Git with only commits

We now have a bunch of commits that know who were their parents. We can trace history from any given commit back to the very beginning. But how do we know what is the current state of things? What was the latest commit in the history? To answer that let’s look at Git refs (short for references). They are basically named references for Git commits. There are two major types of refs: tags and heads. Tags are fixed references that mark a specific point in history, for example v2.6.29. On the contrary, heads are always moved to reflect the current position of project development.

Git with refs

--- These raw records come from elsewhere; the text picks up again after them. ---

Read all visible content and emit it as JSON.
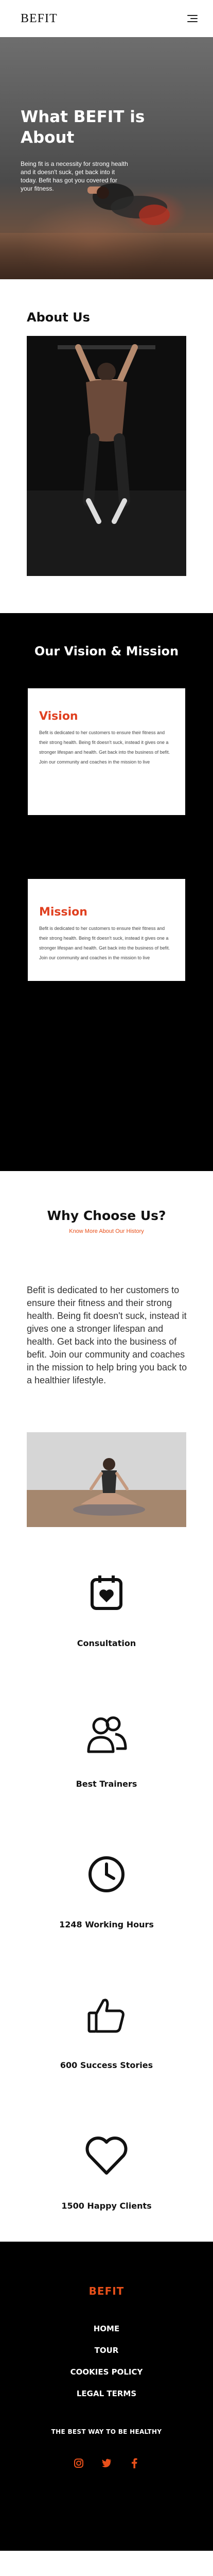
{
  "header": {
    "logo": "BEFIT",
    "menu_icon": "hamburger-menu-icon"
  },
  "hero": {
    "title": "What BEFIT is About",
    "text": "Being fit is a necessity for strong health and it doesn't suck, get back into it today. Befit has got you covered for your fitness."
  },
  "about": {
    "title": "About Us"
  },
  "vision_mission": {
    "title": "Our Vision & Mission",
    "vision": {
      "title": "Vision",
      "text": "Befit is dedicated to her customers to ensure their fitness and their strong health. Being fit doesn't suck, instead it gives one a stronger lifespan and health. Get back into the business of befit. Join our community and coaches in the mission to live"
    },
    "mission": {
      "title": "Mission",
      "text": "Befit is dedicated to her customers to ensure their fitness and their strong health. Being fit doesn't suck, instead it gives one a stronger lifespan and health. Get back into the business of befit. Join our community and coaches in the mission to live"
    }
  },
  "why": {
    "title": "Why Choose Us?",
    "link": "Know More About Our History",
    "text": "Befit is dedicated to her customers to ensure their fitness and their strong health. Being fit doesn't suck, instead it gives one a stronger lifespan and health. Get back into the business of befit. Join our community and coaches in the mission to help bring you back to a healthier lifestyle."
  },
  "features": [
    {
      "icon": "calendar-heart-icon",
      "label": "Consultation"
    },
    {
      "icon": "users-icon",
      "label": "Best Trainers"
    },
    {
      "icon": "clock-icon",
      "label": "1248 Working Hours"
    },
    {
      "icon": "thumbs-up-icon",
      "label": "600 Success Stories"
    },
    {
      "icon": "heart-icon",
      "label": "1500 Happy Clients"
    }
  ],
  "footer": {
    "logo": "BEFIT",
    "nav": [
      "HOME",
      "TOUR",
      "COOKIES POLICY",
      "LEGAL TERMS"
    ],
    "tagline": "THE BEST WAY TO BE HEALTHY",
    "social": [
      "instagram-icon",
      "twitter-icon",
      "facebook-icon"
    ],
    "accent_color": "#e8501a"
  }
}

Now we know what is happening in the project. But to know what is happening right here, right now there is a special reference called HEAD. It serves two major purposes: it tells Git which commit to take files from when you checkout and it tells Git where to put new commits when you commit. When you run git checkout <ref> it points HEAD to the ref you’ve designated and extracts files from it. When you run git commit it creates a new commit object, which becomes a child of current HEAD. Normally HEAD points to one of the heads, so everything works out just fine.

Git with branch HEAD

But if you checkout a specific commit instead of a branch, your HEAD starts pointing at this commit. This is referred to as detached head and you may be told that you are not on a branch (git branch says “(no branch)”). This is perfectly fine, but if you commit anything to it, your commits won’t have a known ref, so if you checkout another branch, you can lose them.

Git with detached HEAD

Having said about committing, can’t help stopping by the process of committing itself. You may already know that the Git’s “add” operation differs from almost every other VCS in that you have to “add” not only files that are not yet known to Git, but also files that you have just modified. This is because Git takes content for next commit not from your working copy, but from a special temporary area, called index. This allows finer control over what is going to be committed. You can not only exclude some files from commit, you can exclude even certain pieces of files from commit (try git add -i). This helps developers stick to atomic commits principle.

And if you have inhuman ability of creating only perfect committs and need stupid VCS only to obey your orders, then you can just use option -a for git-commit. And I envy you.

Another special kind of refs are remotes. Whenever you run git fetch, it asks the remote repository, what heads and tags does it have, downloads missing objects (if any) and stores remote refs under refs/remotes prefix. The remote heads are displayed if you run git branch -r.

Some of your branches (notably master) may be what is called tracking branches. That means that a certain branch “tracks” its remote counterpart. Physically that means that when you run git pull on that branch, the corresponding remote branch gets automatically merged into your local branch. Fairly recent versions of Git set up tracking automatically when you checkout a remote branch (for example, git checkout -b stable origin/stable). Note, however, that sometimes it’s better to rebase instead of merge.

But that’s a whole new story…

Git is Your Friend not a Foe: